Now if that’s not a memorable name for a hotel, I don’t know what is.
The Tinkle Pink Inn is a luxury hotel in the hills just outside of Carmel, with some of the most brilliant Big Sur views you will find. Also, a lot of their rooms have fireplaces in them which I am ALL ABOUT. We sat in the bar with giant windows looking directly out to Big Sur and the Pacific Ocean and watched the sun set; it really was a beautiful way to end the day.
A Lucky Carmel Beach House
A beautiful way to end the day. But also a way to realise that we were all really tired (especially Diane, who was the designated driver. She had basically been driving ALL DAY). It was still a massive distance to drive from Carmel to Sacramento.
Amazingly, a family friend of my pals had a little beach house in Carmel which she wasn’t currently in, and she offered us to stay in it for the night. What an amazing lass!! We made our way back into town and to possibly one of the cutest little cottages I have ever stepped foot inside, ready for a spontaneous overnight in this beachfront paradise.
You guys. I just LOVE California. The landscape holds surprise after surprise, and I had such an amazing time exploring more of it with Tayler Beth and her mum. This Big Sur road trip was undoubtedly one of the most beautiful journeys I’ve ever been on and I’ll definitely be going back one day to explore more of Big Sur and beyond.

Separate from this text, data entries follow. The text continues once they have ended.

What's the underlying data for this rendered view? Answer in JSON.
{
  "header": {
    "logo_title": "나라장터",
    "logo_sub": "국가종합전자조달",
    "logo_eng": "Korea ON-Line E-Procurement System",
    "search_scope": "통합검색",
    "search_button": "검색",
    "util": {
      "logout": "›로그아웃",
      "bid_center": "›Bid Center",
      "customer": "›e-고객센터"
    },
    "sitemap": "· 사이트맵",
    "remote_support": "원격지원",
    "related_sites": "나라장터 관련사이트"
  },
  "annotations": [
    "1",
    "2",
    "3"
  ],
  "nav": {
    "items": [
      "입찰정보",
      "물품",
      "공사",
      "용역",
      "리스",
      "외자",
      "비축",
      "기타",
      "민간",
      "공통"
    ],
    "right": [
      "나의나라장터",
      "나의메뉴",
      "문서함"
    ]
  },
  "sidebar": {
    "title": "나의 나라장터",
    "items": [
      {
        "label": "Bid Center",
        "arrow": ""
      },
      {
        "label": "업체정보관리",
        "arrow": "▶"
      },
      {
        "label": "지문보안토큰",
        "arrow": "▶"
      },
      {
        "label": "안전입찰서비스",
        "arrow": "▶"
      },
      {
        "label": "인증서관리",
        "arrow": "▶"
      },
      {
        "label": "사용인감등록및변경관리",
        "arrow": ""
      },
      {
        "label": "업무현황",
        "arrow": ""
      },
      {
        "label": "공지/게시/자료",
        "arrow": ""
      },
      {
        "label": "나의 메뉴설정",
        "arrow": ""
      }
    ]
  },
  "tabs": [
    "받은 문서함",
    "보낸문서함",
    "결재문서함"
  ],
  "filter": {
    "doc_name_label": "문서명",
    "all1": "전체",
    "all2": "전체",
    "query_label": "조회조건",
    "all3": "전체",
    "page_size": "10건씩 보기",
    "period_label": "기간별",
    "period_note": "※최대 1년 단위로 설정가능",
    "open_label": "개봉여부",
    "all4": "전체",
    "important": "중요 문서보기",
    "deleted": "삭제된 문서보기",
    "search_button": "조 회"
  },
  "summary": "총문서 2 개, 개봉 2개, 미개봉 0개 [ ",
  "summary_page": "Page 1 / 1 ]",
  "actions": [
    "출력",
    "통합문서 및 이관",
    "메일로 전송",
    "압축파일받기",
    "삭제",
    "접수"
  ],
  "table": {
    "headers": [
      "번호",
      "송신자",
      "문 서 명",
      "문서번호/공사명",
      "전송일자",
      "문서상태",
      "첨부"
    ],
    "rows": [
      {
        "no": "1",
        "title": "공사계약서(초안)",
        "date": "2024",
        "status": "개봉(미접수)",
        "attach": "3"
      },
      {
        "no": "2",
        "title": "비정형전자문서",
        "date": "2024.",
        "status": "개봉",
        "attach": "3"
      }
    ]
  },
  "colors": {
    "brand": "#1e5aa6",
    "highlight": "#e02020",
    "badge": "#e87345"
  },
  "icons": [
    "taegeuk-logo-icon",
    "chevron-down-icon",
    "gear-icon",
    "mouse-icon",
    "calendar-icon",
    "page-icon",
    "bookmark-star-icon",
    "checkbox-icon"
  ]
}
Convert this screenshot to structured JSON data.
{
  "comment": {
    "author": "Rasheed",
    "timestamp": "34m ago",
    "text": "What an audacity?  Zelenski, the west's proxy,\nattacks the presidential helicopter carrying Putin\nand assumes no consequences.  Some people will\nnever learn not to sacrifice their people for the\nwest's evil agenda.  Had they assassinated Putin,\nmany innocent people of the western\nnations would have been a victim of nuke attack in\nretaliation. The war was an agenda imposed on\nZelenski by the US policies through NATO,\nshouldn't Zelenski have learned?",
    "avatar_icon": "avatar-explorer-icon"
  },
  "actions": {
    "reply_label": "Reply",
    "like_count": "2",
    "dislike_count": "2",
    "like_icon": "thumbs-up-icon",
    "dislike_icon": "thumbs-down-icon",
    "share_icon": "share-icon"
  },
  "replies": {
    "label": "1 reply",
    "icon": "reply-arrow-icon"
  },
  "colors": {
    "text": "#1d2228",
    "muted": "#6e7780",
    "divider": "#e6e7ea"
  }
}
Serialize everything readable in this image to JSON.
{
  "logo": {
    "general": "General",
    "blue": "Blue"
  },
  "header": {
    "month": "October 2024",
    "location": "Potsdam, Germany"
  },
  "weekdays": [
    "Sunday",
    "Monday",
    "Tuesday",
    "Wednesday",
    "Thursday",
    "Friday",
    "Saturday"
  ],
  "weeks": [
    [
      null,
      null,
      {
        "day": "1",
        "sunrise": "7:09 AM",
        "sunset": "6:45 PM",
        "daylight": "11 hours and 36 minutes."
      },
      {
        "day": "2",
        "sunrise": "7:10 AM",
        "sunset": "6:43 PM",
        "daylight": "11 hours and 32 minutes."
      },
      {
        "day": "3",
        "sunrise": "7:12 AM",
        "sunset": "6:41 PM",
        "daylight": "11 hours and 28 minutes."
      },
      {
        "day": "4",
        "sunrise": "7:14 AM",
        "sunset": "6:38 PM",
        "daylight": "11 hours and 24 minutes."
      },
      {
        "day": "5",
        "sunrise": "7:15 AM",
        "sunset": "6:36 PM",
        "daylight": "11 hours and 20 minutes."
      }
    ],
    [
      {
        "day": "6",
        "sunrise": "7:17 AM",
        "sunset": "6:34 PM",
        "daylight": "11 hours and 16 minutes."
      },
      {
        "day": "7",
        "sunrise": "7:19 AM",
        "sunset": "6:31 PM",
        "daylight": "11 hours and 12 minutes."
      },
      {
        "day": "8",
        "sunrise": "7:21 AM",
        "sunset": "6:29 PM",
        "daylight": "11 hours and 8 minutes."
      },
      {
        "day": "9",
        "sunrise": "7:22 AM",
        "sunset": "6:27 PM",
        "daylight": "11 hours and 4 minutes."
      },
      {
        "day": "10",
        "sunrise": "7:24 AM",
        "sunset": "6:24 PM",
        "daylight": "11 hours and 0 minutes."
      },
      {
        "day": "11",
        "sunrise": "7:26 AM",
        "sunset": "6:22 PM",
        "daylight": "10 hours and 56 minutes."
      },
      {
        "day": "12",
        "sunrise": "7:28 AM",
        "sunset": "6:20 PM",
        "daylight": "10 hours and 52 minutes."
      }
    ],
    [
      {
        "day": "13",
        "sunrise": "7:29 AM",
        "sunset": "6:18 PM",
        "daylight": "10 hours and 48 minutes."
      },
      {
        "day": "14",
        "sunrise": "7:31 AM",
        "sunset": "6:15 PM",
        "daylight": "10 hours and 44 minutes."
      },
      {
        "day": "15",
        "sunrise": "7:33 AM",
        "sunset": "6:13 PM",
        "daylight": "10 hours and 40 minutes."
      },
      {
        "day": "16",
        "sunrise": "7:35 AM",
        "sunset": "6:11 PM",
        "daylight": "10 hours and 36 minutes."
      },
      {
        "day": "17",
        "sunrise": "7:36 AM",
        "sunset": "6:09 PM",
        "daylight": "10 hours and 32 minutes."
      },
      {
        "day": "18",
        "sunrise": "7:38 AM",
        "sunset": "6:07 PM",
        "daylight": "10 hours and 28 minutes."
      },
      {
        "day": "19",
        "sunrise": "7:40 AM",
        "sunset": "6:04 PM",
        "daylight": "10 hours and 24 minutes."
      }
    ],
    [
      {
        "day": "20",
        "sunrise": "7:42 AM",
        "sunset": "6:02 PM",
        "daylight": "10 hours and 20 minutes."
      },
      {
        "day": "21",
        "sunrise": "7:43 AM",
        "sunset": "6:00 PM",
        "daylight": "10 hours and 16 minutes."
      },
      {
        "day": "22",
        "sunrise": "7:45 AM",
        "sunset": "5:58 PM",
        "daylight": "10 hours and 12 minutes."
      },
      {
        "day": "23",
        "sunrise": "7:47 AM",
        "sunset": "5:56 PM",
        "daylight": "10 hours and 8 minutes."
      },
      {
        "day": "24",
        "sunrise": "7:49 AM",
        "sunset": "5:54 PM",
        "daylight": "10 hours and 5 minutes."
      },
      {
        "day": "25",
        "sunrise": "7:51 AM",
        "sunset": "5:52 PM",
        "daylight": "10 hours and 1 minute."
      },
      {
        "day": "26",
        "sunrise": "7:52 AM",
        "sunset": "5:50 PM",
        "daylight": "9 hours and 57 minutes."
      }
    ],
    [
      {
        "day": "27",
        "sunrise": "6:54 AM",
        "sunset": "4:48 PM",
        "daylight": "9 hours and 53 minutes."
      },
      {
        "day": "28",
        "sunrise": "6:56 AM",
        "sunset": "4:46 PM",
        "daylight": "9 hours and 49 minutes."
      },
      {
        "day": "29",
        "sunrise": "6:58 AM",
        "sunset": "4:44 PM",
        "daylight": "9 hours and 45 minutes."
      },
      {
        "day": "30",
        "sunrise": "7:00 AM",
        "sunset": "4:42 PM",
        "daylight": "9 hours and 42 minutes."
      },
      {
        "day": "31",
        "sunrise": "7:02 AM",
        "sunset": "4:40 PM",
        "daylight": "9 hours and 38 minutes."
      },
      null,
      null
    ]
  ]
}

It’s just too beautiful not to.
- The Pacific Coast Highway (particularly the Big Sur portion of it), is not something to be rushed! Not just for safety’s sake, but also to get the most out of the journey. You want to actually see it, not rush through it at the speed of lightening.
- That being said- if there’s something you want to stop and look at, obviously STOP in a lay-by to look at it. Don’t drive too slow whilst drooling out the window, that would be downright silly.
- Gas stations are few and far between, so make sure your tank is prepared.
- Likewise, you might want to stock up on snacks and water beforehand.
- This is one of the most popular tourist destinations in the US. When we visited Big Sur (on a weekday in Spring) there were very few other cars and it was brilliant- but I know this isn’t always the case. Plan in advance and go at a quieter time if you can.
- Parking near McWay Falls is free. Although like I said. It might not actually be open, so do double check.
- There is no cell phone coverage in Big Sur! So if you’re using GPS, you might want to save the route before you start your journey. (Or be old school and use a paper map)
- Like gas stations, public bathrooms are few and far between. Here’s a handy list of public bathrooms in Big Sur.